Oooh anything with feta has to be good! LOVE the last photo especially – I could eat one of those right now – yum!


Anything that is sort of quesadilla like is a winner in my book, especially if it includes feta cheese.


Ooey gooey goodness………….so easy to prepare & devour! I’ll be watching England vs US on Saturday afternoon with my husband (he’s English) so this will come in handy. Cheers!



You hit the jackpot!!! I am of pontian and cypriot greek descent…i have never seen this recipe but my cypriot mother makes something similar for my pontian father called “peshia”. Your recipe sounds great! Can’t wait to try it!!! Eufharisto!!!


I can’t comment on soccer or the Pontian Greek history but this recipe has me scrolling up and down your post to look at it again. I’ve never seen it before and it looks delicious. For some reason, though I don’t have a sweet tooth per se, my mind went to sweet version – maybe with a drizzle of honey on the cheese and a little powdered sugar on the pita. What do you think? Anyway, I have to try to find some Arab pita and experiment.


I’ve never heard of Fillota before! Awesome Pontian Greek history lesson too. This looks like my kinda snack. Peter, you’ve been hiding this all from us for far too long! I am going to have to make this.


Peter, you should have been here to support your team…the soccer fever here in SA is mind-blowing!! I will serve up these snacks today when we tackle France in rugby…….


a greek quesadilla, eh? awesome. the golden pitas have piqued my interest, and the innards sound pretty tasty too. :)


Interesting history; Alexander came over to our neck of the woods too and in Tyre they resisted for a long while.
I could live on this fillota. With some olives, of course.


That looks really good Peter. I wonder if I can just use flat bread with this. That I can get but there is no acces to pita here except really gross grocery store pita bread…I’ll be there soon and get my fill of the good stuff though!!! Can’t wait to see you!


Oh my, this sounds good and we just got some fresh dill – are the fates aligning to dictate what I must make to eat while watching the next football game? I think so. Thanks for the inspiration.

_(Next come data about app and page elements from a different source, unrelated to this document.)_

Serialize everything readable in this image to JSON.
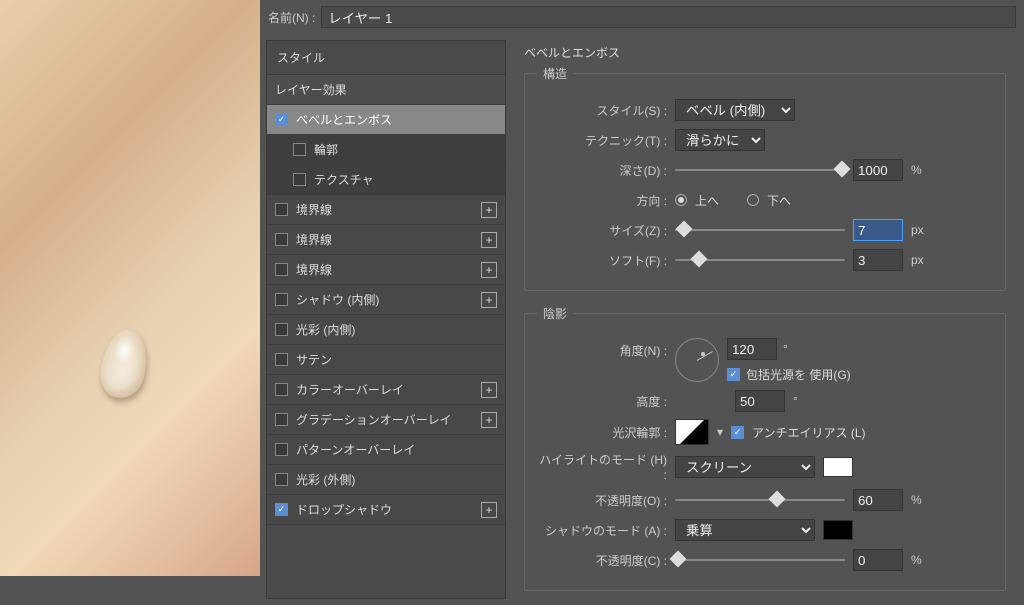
{
  "name_label": "名前(N) :",
  "name_value": "レイヤー 1",
  "styles_header": "スタイル",
  "styles": {
    "blending": "レイヤー効果",
    "bevel": "ベベルとエンボス",
    "contour": "輪郭",
    "texture": "テクスチャ",
    "stroke1": "境界線",
    "stroke2": "境界線",
    "stroke3": "境界線",
    "inner_shadow": "シャドウ (内側)",
    "inner_glow": "光彩 (内側)",
    "satin": "サテン",
    "color_overlay": "カラーオーバーレイ",
    "gradient_overlay": "グラデーションオーバーレイ",
    "pattern_overlay": "パターンオーバーレイ",
    "outer_glow": "光彩 (外側)",
    "drop_shadow": "ドロップシャドウ"
  },
  "bevel": {
    "title": "ベベルとエンボス",
    "structure": "構造",
    "style_lbl": "スタイル(S) :",
    "style_val": "ベベル (内側)",
    "technique_lbl": "テクニック(T) :",
    "technique_val": "滑らかに",
    "depth_lbl": "深さ(D) :",
    "depth_val": "1000",
    "depth_unit": "%",
    "direction_lbl": "方向 :",
    "dir_up": "上へ",
    "dir_down": "下へ",
    "size_lbl": "サイズ(Z) :",
    "size_val": "7",
    "size_unit": "px",
    "soften_lbl": "ソフト(F) :",
    "soften_val": "3",
    "soften_unit": "px"
  },
  "shade": {
    "title": "陰影",
    "angle_lbl": "角度(N) :",
    "angle_val": "120",
    "angle_unit": "°",
    "global_light": "包括光源を 使用(G)",
    "altitude_lbl": "高度 :",
    "altitude_val": "50",
    "altitude_unit": "°",
    "gloss_lbl": "光沢輪郭 :",
    "antialias": "アンチエイリアス (L)",
    "highlight_mode_lbl": "ハイライトのモード (H) :",
    "highlight_mode_val": "スクリーン",
    "opacity_lbl": "不透明度(O) :",
    "opacity_val": "60",
    "opacity_unit": "%",
    "shadow_mode_lbl": "シャドウのモード (A) :",
    "shadow_mode_val": "乗算",
    "opacity2_lbl": "不透明度(C) :",
    "opacity2_val": "0",
    "opacity2_unit": "%"
  }
}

[…] Cooking over an open fire or pit has to be one of the oldest methods of cooking and if you look at annual gas and charcoal grill sales, still one of the most popular. From ancient times, Greeks were grilling fish and meats on open fire and cooking on an open fire also incorporated using a thin metal sheet to act as a heat conductor is centuries old (consider the Pontian Satz). […]